Considered the most extreme exponent of minimalism, Donald Judd pushed his pursuit of simplicity, elementary geometries, modulations, and mathematical progressions to the limit
His multifaceted career - he went from painting to criticism and then from criticism to sculpture, minimalism, and activism, with forays into architecture and design - is the core of the “Judd” exhibition that runs at the Steven and Alexandra Cohen Center for Special Exhibitions in New York until January 9. A simple title... Or a naïve one? A sharp provocation or a delightful paradox? After all, Donald Judd turned the impersonality of the artistic practice into one of the signature features of his work. In other words, unlike abstract Expressionists, he had no interest in expressing his ego or emotional, psychic, and artistic life. Why, then, should the first US retrospective dedicated to him in thirty years be called “Judd”?

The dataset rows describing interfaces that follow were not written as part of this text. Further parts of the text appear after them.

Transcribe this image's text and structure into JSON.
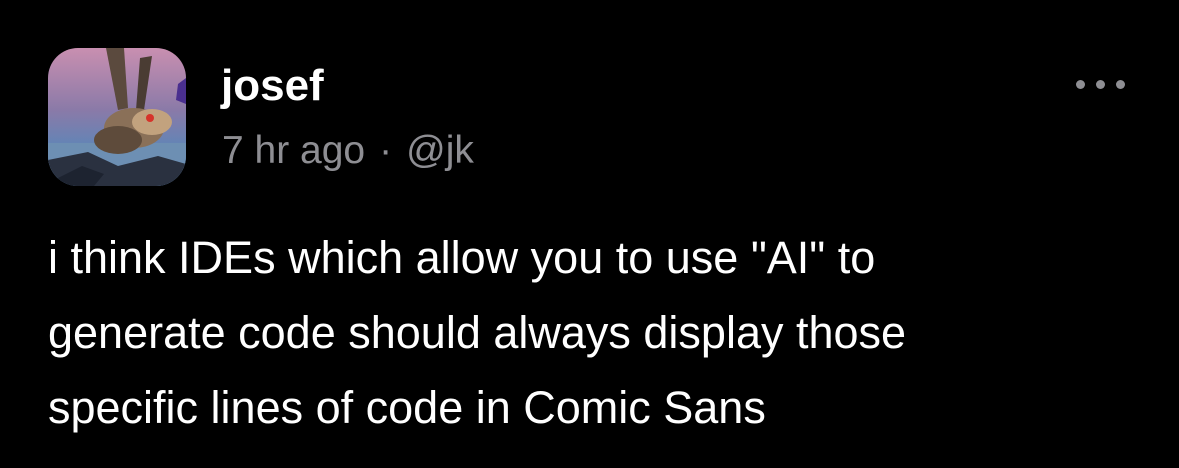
{
  "post": {
    "author": {
      "display_name": "josef",
      "handle": "@jk",
      "avatar": "avatar-image"
    },
    "timestamp": "7 hr ago",
    "separator": "·",
    "more_menu_icon": "more-horizontal-icon",
    "body_lines": [
      "i think IDEs which allow you to use \"AI\" to",
      "generate code should always display those",
      "specific lines of code in Comic Sans"
    ]
  },
  "colors": {
    "background": "#000000",
    "primary_text": "#ffffff",
    "secondary_text": "#8e8e93"
  }
}
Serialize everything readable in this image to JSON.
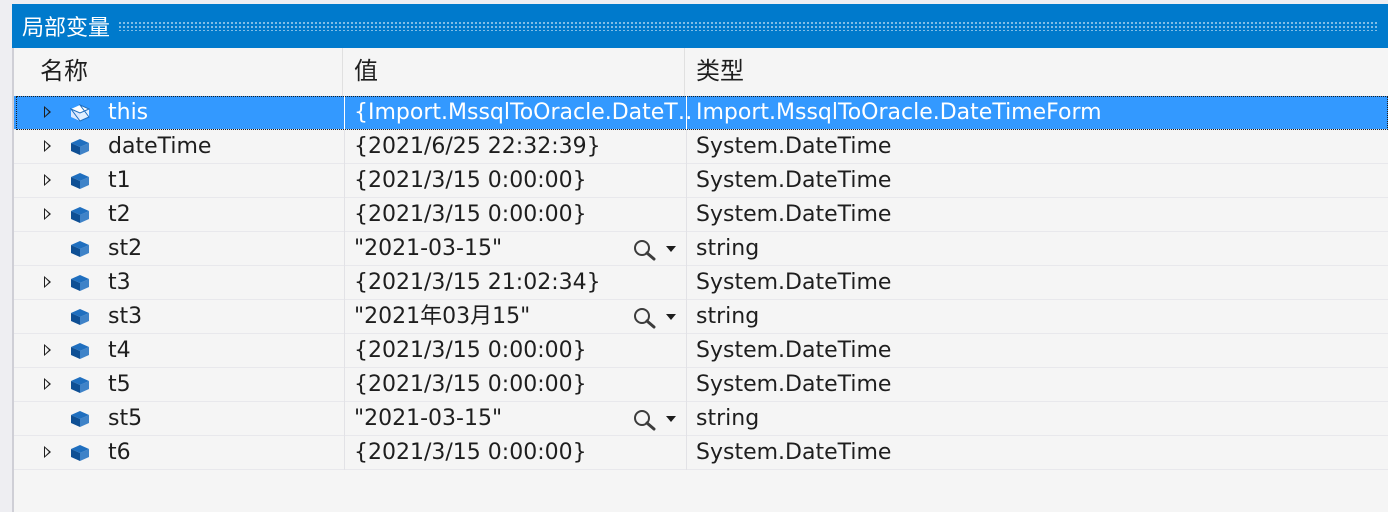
{
  "window": {
    "title": "局部变量"
  },
  "columns": {
    "name": "名称",
    "value": "值",
    "type": "类型"
  },
  "rows": [
    {
      "name": "this",
      "value": "{Import.MssqlToOracle.DateT…",
      "type": "Import.MssqlToOracle.DateTimeForm",
      "expandable": true,
      "selected": true,
      "visualizer": false
    },
    {
      "name": "dateTime",
      "value": "{2021/6/25 22:32:39}",
      "type": "System.DateTime",
      "expandable": true,
      "selected": false,
      "visualizer": false
    },
    {
      "name": "t1",
      "value": "{2021/3/15 0:00:00}",
      "type": "System.DateTime",
      "expandable": true,
      "selected": false,
      "visualizer": false
    },
    {
      "name": "t2",
      "value": "{2021/3/15 0:00:00}",
      "type": "System.DateTime",
      "expandable": true,
      "selected": false,
      "visualizer": false
    },
    {
      "name": "st2",
      "value": "\"2021-03-15\"",
      "type": "string",
      "expandable": false,
      "selected": false,
      "visualizer": true
    },
    {
      "name": "t3",
      "value": "{2021/3/15 21:02:34}",
      "type": "System.DateTime",
      "expandable": true,
      "selected": false,
      "visualizer": false
    },
    {
      "name": "st3",
      "value": "\"2021年03月15\"",
      "type": "string",
      "expandable": false,
      "selected": false,
      "visualizer": true
    },
    {
      "name": "t4",
      "value": "{2021/3/15 0:00:00}",
      "type": "System.DateTime",
      "expandable": true,
      "selected": false,
      "visualizer": false
    },
    {
      "name": "t5",
      "value": "{2021/3/15 0:00:00}",
      "type": "System.DateTime",
      "expandable": true,
      "selected": false,
      "visualizer": false
    },
    {
      "name": "st5",
      "value": "\"2021-03-15\"",
      "type": "string",
      "expandable": false,
      "selected": false,
      "visualizer": true
    },
    {
      "name": "t6",
      "value": "{2021/3/15 0:00:00}",
      "type": "System.DateTime",
      "expandable": true,
      "selected": false,
      "visualizer": false
    }
  ],
  "icons": {
    "field": "field-cube-icon",
    "expander": "expand-arrow-icon",
    "visualizer": "magnifier-icon",
    "visualizer_dropdown": "chevron-down-icon"
  },
  "colors": {
    "title_bar": "#007acc",
    "selection": "#3399ff",
    "field_icon": "#1f6fbf"
  }
}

Through this poor title, the curators want to let us catch a glimpse of the difficulties and real contradictions that unavoidably arise when talking about Minimal Art at large and Donald Judd in particular. Judd is considered by many to be the most extreme exponent of so-called minimalism, the one who most of everyone pushed to the limit the search for simplicity, elementary geometric shapes, modulations and mathematical progressions, and the pure materiality of the object. However, pushing to the limit also entails the risk of crossing it. This is the paradox in which Judd moves - in a more or less aware way. On the one hand, one would like an art object that refers to nothing outside itself, such as a metal parallelepiped; on the other, we should wonder if a metal parallelepiped can really be considered just a block of metal.
Through his specific objects he cultivates the utopia of sculpting a perfect identity
The specific objects (Judd’s geometric sculptures) aim to put an end to artistic illusionism; to every form of transcendence and hierarchy; to the relationship between model and copy, between the ego of the artist and that of the observer. So, there is - or should be - nothing beyond what we see and its simple but not so obvious presence. Tautology, perhaps solipsism - because language itself might be nothing more than an illusion, a conversation between deaf people, a misunderstanding. In short, with his specific objects Judd cultivates the utopia of sculpting a perfect identity, in which a metal parallelepiped is nothing more than a metal parallelepiped. Here, however, comes someone who spoils everything, remarking that that parallelepiped, after all, looks like a tomb.
Museum of Modern Art